Out of the records below, copy all lines in which the word "meta" occurs.

(Entries taken from a collection)
★ ★ ★ ★ ★ ★ ★
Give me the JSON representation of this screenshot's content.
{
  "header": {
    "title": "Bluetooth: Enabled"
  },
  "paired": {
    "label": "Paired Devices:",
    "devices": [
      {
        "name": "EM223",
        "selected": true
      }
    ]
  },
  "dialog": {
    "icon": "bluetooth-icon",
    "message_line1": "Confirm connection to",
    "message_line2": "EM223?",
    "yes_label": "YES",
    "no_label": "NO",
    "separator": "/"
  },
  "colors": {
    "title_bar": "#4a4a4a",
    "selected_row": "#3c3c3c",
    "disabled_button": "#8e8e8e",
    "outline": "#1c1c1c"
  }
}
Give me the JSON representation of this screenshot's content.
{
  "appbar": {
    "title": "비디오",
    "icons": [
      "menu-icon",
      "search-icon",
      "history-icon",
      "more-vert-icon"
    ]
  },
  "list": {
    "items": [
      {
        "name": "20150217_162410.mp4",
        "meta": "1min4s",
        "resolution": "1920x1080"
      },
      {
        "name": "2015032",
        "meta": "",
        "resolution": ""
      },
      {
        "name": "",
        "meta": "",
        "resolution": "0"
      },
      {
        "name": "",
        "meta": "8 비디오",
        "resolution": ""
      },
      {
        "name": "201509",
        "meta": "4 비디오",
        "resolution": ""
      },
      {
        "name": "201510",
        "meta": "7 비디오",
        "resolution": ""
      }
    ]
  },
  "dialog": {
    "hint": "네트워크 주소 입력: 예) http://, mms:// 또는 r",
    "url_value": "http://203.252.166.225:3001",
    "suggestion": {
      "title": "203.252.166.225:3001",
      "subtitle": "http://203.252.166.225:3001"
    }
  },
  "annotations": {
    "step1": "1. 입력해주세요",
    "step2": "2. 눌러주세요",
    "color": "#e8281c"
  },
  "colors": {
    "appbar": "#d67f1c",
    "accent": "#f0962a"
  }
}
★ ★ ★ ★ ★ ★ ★
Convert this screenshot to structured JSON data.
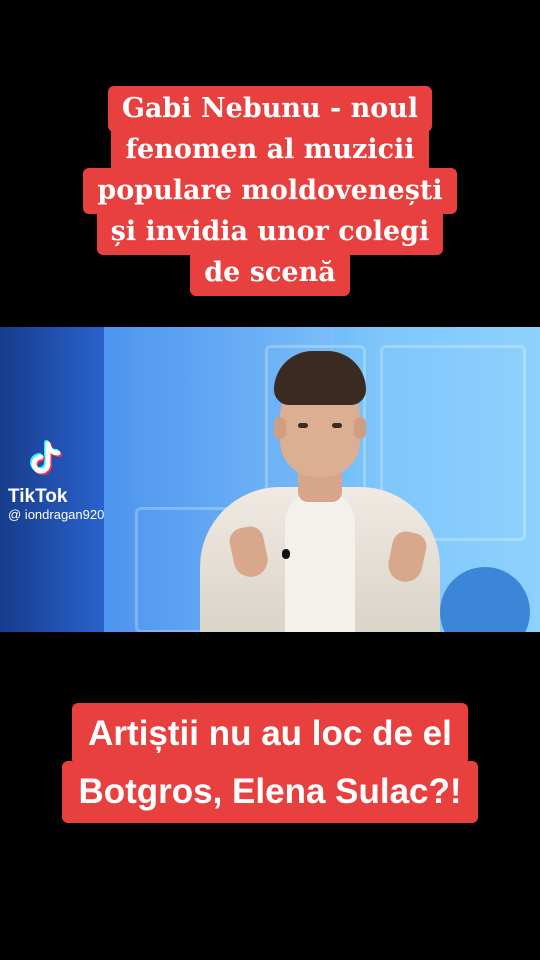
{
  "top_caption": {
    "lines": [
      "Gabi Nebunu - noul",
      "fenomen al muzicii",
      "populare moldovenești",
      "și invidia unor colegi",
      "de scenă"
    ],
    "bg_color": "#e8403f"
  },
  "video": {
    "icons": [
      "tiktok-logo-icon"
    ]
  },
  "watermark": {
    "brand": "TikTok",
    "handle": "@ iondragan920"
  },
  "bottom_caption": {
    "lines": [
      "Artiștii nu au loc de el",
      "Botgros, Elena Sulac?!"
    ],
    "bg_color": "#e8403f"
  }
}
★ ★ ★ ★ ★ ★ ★
> **Task response**
        "meta": "1min4s",
        "meta": "",
        "meta": "",
        "meta": "8 비디오",
        "meta": "4 비디오",
        "meta": "7 비디오",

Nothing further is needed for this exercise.